Listen to an audiobook: Pick up audio copies of your child’s favorite books if he or she is too young to read independently. Allow them to sit and turn the pages while a cheerful voice reads to them. If you can’t find a recording, make your own with your phone.
Before they can read, children can learn to appreciate the art of storytelling through audiobooks. Children who are able to read will broaden their horizons. A fun read can be enjoyed even by those who are not interested in reading. They should also do an individual reading while you are there to help, but if a child struggles with reading, then independent reading should not be done when you are working.
Camp out with your kids: For a game of camp, set up a tent or fort for your children and fill it with various things. Allow your kids to curl up with pillows and blankets, feed them nutritious treats, switch off the lights, and hand them flashlights to create shadow animals. Add some stuffed animals for company, goggles to keep an eye on the bears, and animal picture books to keep the kids entertained.
Give them locks and bolts to play with: Allow your child to play with a lock and a key, or a nut and bolt. Young children, in particular, would be fascinated by the act of opening something, while also sharpening their cognitive abilities. Give them a disorganized bag and ask them to find out which lock corresponds to which key.
Playing educational games: If your children have access to a computer or tablet during working hours, educational computer games provide both learning and entertainment. These games keep kids thinking, which prevents boredom.
Consider putting a time limit on video games, including educational ones, ahead of time, since children will find it difficult to disconnect from their devices. And to be frank, it’s simple as a parent to allow this short break for you to last longer than it should.

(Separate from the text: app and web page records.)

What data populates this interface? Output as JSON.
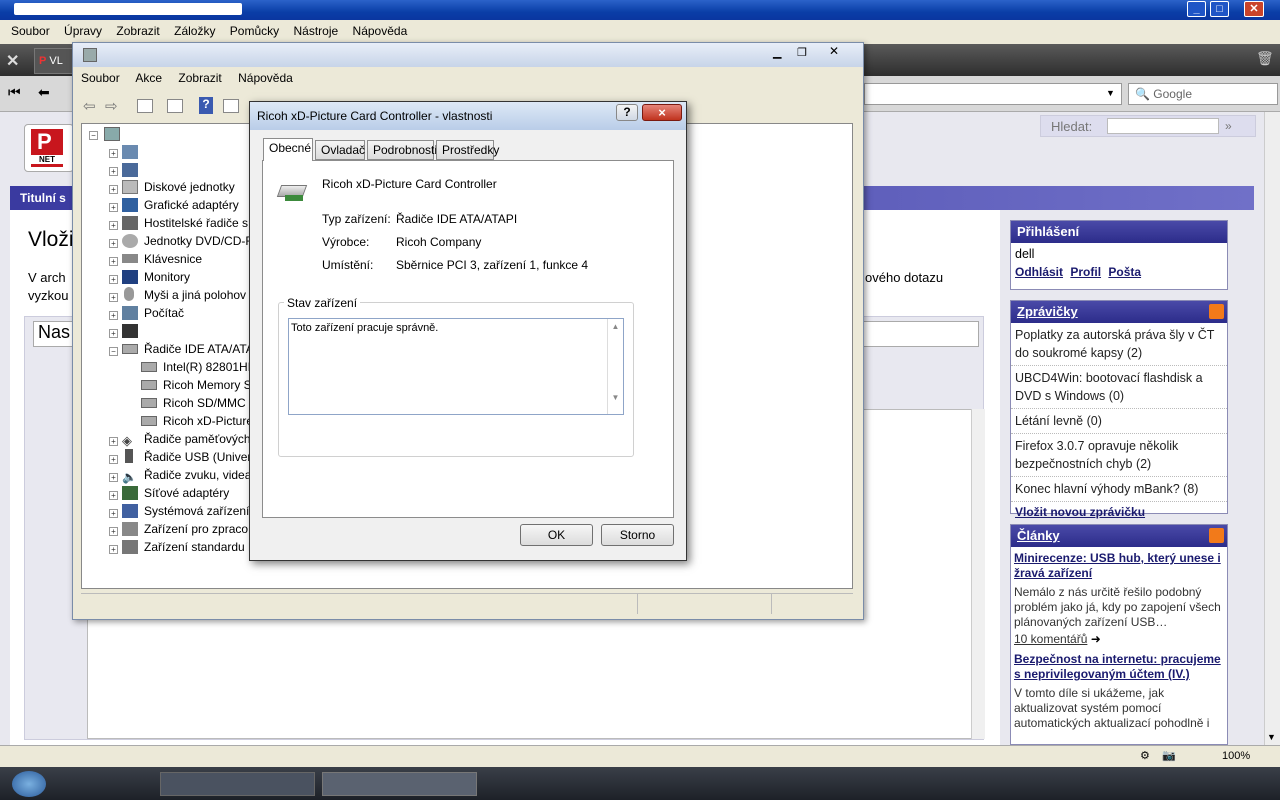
{
  "browser": {
    "menu": [
      "Soubor",
      "Úpravy",
      "Zobrazit",
      "Záložky",
      "Pomůcky",
      "Nástroje",
      "Nápověda"
    ],
    "search_placeholder": "Google",
    "tab_label": "VL"
  },
  "site": {
    "logo_text": "P",
    "logo_sub": "NET",
    "nav_item": "Titulní s",
    "search_label": "Hledat:",
    "search_go": "»",
    "heading": "Vloži",
    "intro_line1": "V arch",
    "intro_line2": "vyzkou",
    "intro_right": "ového dotazu",
    "input_partial": "Nas",
    "login": {
      "title": "Přihlášení",
      "user": "dell",
      "links": [
        "Odhlásit",
        "Profil",
        "Pošta"
      ]
    },
    "news": {
      "title": "Zprávičky",
      "rss": "RSS",
      "items": [
        {
          "text": "Poplatky za autorská práva šly v ČT do soukromé kapsy",
          "count": "(2)"
        },
        {
          "text": "UBCD4Win: bootovací flashdisk a DVD s Windows",
          "count": "(0)"
        },
        {
          "text": "Létání levně",
          "count": "(0)"
        },
        {
          "text": "Firefox 3.0.7 opravuje několik bezpečnostních chyb",
          "count": "(2)"
        },
        {
          "text": "Konec hlavní výhody mBank?",
          "count": "(8)"
        }
      ],
      "add": "Vložit novou zprávičku"
    },
    "articles": {
      "title": "Články",
      "rss": "RSS",
      "a1_title": "Minirecenze: USB hub, který unese i žravá zařízení",
      "a1_text": "Nemálo z nás určitě řešilo podobný problém jako já, kdy po zapojení všech plánovaných zařízení USB…",
      "a1_comments": "10 komentářů",
      "a2_title": "Bezpečnost na internetu: pracujeme s neprivilegovaným účtem (IV.)",
      "a2_text": "V tomto díle si ukážeme, jak aktualizovat systém pomocí automatických aktualizací pohodlně i"
    }
  },
  "devmgr": {
    "menu": [
      "Soubor",
      "Akce",
      "Zobrazit",
      "Nápověda"
    ],
    "nodes": [
      "Diskové jednotky",
      "Grafické adaptéry",
      "Hostitelské řadiče s",
      "Jednotky DVD/CD-R",
      "Klávesnice",
      "Monitory",
      "Myši a jiná polohov",
      "Počítač",
      "",
      "Řadiče IDE ATA/ATA",
      "Intel(R) 82801HE",
      "Ricoh Memory S",
      "Ricoh SD/MMC",
      "Ricoh xD-Picture",
      "Řadiče paměťových",
      "Řadiče USB (Univers",
      "Řadiče zvuku, videa",
      "Síťové adaptéry",
      "Systémová zařízení",
      "Zařízení pro zpraco",
      "Zařízení standardu H"
    ]
  },
  "dialog": {
    "title": "Ricoh xD-Picture Card Controller - vlastnosti",
    "help": "?",
    "close": "×",
    "tabs": [
      "Obecné",
      "Ovladač",
      "Podrobnosti",
      "Prostředky"
    ],
    "device_name": "Ricoh xD-Picture Card Controller",
    "type_label": "Typ zařízení:",
    "type_value": "Řadiče IDE ATA/ATAPI",
    "maker_label": "Výrobce:",
    "maker_value": "Ricoh Company",
    "location_label": "Umístění:",
    "location_value": "Sběrnice PCI 3, zařízení 1, funkce 4",
    "status_group": "Stav zařízení",
    "status_text": "Toto zařízení pracuje správně.",
    "ok": "OK",
    "cancel": "Storno"
  },
  "status": {
    "zoom": "100%"
  }
}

You can easily engage children indoors and acquire all of the necessary skills using these tried-and-true methods. You also get to spend more quality time with your child and strengthen your bond. Last but not the least, always make yourself available to your kids at all times. Even if you are preoccupied with your work, put it aside and spend time with your children.